EXERCISE INSTRUCTIONS:
From the records below, work out how many lines contain "accent". Reply with that number alone.

(Excerpts from an interface dataset)
────────────────

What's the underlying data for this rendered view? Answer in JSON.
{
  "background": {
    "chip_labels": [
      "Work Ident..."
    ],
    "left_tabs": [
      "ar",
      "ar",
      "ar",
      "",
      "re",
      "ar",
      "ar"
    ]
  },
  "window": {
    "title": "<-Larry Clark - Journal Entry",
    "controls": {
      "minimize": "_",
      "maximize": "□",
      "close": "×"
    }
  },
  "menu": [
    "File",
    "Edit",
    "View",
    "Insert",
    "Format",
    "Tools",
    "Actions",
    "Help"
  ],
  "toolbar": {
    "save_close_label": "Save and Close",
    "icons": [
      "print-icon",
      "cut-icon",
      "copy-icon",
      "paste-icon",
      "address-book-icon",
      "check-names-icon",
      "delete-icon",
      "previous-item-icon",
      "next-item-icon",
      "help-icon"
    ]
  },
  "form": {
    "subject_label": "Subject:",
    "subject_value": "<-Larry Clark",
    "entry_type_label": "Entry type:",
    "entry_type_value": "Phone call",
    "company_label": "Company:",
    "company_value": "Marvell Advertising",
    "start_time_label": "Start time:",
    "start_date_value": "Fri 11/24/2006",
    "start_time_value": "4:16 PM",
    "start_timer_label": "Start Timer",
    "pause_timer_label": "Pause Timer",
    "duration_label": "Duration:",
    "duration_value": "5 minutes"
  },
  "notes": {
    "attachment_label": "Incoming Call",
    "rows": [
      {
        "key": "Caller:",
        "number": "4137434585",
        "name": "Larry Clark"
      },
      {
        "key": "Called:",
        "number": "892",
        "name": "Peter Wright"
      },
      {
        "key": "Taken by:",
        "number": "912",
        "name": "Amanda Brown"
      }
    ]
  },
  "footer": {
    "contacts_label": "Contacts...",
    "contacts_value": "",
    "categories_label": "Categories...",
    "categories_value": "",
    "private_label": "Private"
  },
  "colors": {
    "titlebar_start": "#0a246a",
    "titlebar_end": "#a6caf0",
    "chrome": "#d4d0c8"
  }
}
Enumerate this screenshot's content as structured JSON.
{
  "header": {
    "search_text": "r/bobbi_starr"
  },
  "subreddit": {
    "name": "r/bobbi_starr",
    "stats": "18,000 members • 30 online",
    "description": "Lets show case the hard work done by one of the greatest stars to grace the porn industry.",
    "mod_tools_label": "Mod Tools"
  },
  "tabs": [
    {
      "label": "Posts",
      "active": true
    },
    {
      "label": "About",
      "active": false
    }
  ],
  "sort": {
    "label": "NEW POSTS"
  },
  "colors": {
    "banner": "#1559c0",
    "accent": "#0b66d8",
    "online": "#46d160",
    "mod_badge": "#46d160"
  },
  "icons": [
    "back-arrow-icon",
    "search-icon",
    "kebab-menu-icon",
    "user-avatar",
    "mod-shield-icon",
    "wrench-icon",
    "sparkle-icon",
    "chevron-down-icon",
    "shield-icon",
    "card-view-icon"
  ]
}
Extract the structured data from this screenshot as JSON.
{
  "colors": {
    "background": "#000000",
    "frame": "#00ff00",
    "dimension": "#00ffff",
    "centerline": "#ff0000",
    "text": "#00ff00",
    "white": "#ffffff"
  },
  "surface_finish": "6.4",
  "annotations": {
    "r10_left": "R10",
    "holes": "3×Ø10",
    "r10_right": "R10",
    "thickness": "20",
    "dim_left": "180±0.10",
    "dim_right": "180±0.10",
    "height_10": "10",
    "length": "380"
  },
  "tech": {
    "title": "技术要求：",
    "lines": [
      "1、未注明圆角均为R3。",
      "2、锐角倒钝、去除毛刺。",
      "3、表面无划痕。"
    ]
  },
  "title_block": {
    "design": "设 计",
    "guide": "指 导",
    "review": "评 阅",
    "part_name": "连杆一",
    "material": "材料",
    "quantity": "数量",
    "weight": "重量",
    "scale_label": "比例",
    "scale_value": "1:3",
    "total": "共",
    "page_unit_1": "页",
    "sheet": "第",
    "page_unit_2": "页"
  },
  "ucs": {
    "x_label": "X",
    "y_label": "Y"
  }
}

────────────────

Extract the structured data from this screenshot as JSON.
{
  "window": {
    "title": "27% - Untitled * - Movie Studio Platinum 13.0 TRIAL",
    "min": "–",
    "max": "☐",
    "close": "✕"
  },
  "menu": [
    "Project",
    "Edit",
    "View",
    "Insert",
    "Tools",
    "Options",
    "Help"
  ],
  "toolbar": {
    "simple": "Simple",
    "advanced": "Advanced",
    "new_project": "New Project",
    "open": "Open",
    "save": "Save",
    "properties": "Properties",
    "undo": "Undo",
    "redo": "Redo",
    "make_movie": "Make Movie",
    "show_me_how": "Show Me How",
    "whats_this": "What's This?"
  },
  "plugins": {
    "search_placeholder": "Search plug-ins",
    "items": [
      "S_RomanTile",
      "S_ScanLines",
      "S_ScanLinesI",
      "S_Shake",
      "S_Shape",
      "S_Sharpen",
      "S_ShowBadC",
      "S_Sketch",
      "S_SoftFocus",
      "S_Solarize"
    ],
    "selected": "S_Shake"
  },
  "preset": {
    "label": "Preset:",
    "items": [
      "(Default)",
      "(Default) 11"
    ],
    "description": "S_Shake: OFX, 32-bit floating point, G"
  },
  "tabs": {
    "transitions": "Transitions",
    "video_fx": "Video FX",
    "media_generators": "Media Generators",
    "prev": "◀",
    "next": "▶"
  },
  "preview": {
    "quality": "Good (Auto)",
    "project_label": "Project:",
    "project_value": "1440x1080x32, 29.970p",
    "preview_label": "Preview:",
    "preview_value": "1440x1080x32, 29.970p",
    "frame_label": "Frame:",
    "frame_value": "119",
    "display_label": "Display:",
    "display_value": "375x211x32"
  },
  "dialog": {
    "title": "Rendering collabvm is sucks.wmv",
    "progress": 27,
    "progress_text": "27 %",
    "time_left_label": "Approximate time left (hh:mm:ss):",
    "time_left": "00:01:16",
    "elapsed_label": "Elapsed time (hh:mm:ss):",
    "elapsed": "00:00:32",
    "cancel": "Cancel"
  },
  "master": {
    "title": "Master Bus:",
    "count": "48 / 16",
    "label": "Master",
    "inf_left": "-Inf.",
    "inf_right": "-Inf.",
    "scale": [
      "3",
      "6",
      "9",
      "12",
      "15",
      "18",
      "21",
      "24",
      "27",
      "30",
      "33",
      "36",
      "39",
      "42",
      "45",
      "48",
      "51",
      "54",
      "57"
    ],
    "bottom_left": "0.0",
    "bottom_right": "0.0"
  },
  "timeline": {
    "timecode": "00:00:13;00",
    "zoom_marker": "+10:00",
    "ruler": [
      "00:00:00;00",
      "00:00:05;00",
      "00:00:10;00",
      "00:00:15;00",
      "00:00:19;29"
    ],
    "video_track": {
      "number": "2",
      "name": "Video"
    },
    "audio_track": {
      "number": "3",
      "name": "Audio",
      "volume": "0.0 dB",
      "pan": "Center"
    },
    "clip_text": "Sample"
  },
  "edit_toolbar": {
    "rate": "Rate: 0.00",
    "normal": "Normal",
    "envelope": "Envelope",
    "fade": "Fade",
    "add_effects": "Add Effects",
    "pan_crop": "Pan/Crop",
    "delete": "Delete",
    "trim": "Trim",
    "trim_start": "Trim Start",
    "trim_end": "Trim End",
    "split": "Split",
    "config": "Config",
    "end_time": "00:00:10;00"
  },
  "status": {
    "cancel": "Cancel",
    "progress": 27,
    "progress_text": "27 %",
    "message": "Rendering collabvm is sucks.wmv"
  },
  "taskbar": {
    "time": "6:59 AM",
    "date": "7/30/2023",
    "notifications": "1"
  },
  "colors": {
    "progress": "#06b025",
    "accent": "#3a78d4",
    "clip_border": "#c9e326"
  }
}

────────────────

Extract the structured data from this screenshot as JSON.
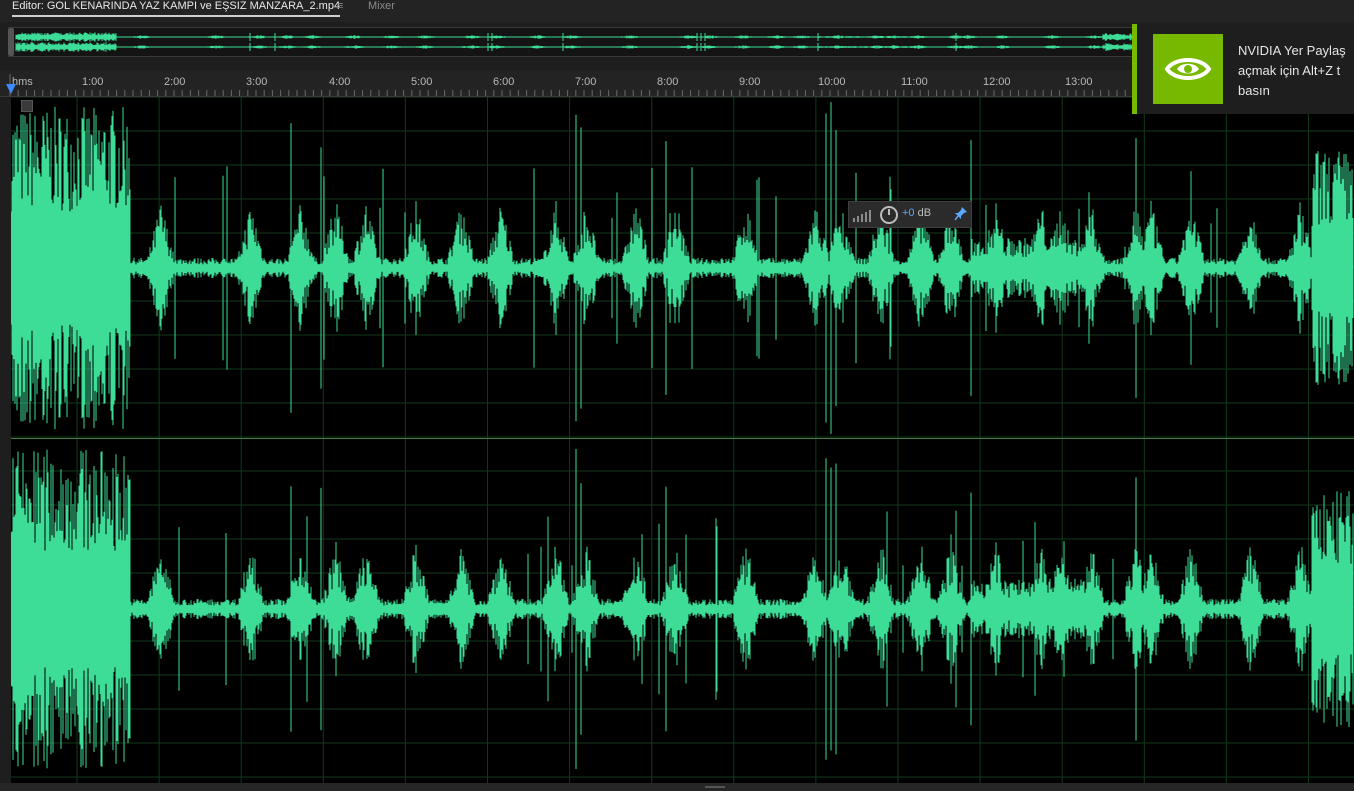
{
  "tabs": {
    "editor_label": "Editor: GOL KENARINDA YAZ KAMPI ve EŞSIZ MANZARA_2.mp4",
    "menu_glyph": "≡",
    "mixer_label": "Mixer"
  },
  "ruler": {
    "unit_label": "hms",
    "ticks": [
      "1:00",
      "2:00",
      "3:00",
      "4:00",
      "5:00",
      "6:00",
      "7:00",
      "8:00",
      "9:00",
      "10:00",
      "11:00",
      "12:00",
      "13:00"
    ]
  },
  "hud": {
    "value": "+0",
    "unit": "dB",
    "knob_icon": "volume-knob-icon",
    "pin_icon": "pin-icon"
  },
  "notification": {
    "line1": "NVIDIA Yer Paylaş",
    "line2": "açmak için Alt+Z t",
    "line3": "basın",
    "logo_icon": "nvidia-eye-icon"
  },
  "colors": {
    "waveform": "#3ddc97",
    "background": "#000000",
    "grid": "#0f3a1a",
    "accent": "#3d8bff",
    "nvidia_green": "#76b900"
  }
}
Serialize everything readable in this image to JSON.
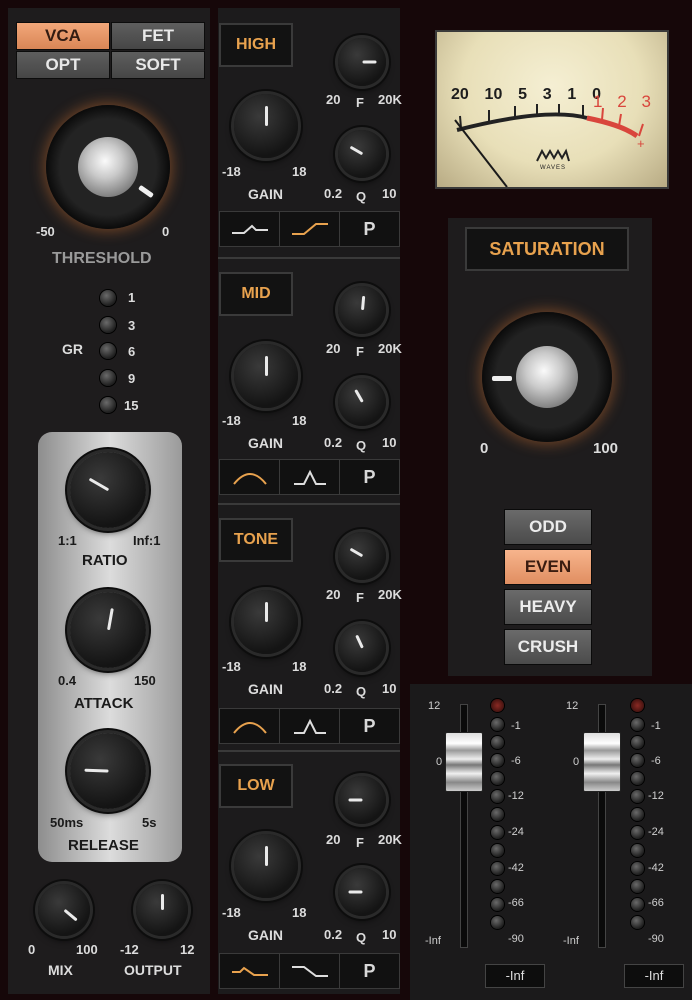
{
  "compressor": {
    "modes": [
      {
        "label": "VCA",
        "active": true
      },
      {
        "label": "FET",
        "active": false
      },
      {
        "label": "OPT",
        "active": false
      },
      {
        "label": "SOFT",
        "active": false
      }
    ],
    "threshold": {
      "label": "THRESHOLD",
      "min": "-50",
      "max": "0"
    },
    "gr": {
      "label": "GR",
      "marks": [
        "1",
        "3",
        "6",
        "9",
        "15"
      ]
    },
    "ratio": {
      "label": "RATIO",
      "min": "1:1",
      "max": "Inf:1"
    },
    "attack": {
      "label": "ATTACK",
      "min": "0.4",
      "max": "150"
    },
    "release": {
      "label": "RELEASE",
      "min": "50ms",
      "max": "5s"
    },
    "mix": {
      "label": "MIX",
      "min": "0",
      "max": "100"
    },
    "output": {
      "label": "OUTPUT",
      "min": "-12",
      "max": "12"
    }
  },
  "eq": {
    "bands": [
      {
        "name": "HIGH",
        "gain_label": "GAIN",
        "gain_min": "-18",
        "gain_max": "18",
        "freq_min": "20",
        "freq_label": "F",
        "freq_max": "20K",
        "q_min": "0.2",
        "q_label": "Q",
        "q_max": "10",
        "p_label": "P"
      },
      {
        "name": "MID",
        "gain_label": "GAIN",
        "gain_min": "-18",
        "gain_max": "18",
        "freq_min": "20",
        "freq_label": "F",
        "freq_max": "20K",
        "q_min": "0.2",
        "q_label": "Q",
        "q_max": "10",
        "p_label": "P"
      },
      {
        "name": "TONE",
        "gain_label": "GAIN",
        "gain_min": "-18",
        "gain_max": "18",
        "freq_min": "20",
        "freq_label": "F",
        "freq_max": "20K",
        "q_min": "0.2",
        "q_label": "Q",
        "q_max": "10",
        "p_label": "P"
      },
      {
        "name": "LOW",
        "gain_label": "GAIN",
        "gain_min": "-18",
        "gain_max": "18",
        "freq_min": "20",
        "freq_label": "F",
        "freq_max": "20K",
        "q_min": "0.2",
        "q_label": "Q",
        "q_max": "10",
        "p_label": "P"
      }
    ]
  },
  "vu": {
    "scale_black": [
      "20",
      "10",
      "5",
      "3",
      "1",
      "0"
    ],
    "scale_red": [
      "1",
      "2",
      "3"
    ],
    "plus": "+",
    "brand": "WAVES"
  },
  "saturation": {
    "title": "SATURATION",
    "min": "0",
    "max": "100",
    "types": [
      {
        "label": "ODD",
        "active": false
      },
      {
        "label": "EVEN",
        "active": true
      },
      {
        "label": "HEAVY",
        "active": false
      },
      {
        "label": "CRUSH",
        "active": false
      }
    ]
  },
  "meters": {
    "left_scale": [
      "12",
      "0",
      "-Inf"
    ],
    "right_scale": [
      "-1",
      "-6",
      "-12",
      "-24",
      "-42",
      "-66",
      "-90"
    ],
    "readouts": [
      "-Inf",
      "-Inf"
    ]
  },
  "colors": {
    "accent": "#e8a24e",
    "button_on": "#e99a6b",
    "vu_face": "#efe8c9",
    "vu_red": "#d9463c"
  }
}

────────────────

RESULT:
4